item Russelle, Michael

Submitted to: Meeting Abstract
Publication Type: Proceedings
Publication Acceptance Date: 6/29/2001
Publication Date: N/A
Citation: N/A

Interpretive Summary:

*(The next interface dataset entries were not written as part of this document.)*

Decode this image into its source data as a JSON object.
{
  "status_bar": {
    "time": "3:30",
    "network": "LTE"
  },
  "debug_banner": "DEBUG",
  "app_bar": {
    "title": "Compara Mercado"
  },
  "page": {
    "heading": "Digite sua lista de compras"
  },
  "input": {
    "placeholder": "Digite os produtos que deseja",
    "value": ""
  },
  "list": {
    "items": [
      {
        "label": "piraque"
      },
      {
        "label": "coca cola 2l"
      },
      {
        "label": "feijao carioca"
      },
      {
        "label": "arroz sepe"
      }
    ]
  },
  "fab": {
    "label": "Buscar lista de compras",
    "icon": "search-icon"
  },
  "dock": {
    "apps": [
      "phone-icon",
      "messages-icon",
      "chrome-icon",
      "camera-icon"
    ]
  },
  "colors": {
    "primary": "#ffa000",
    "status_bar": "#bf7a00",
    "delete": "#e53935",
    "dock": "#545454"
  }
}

Technical Abstract: One of the emerging issues for dairy farmers is the need to improve nutrient management. Nutrient accumulation in the soil, recognition of ground and surface water contamination and air quality concerns, and concentration of animal feeding operations have all contributed to this heightened environmental awareness of farmers and the public. Regulations are being promulgated in several States to reduce the likelihood of air an water quality degradation. Dairy cows convert 20 to 30% of their N intake into milk N, and the remainder is excreted as organic and inorganic N in urine and dung. Proper feed composition and N content reduces N excretion in urine, which is the most subject to loss by ammonia volatilization and nitrate leaching. Deeply rooted perennials reduce nitrate leaching losses and may be most important to establish on certain soils, such as tile- drained land, sandy soils, and shallow soil over permeable subsoil. Legumes shelp balance N cycling by utilizing both inorganic N from soil and atmospheric dinitrogen gas for growth, and by returning more newly fixed N to soils with smaller N supply. A common problem on dairy farms is accumulation of soil P, which may greatly increase the risk of P runoff to surface water. Lowering P concentrations in dairy rations will help reduce this buildup, but many farms also will need to reduce rates of manure application. Problems remain in applying research results to farm situations. Barriers to adoption of improved nutrient management need to be identified and overcome. There are several areas of research that should be pursued to learn how to optimize N retention and minimize P accumulation on dairy farms.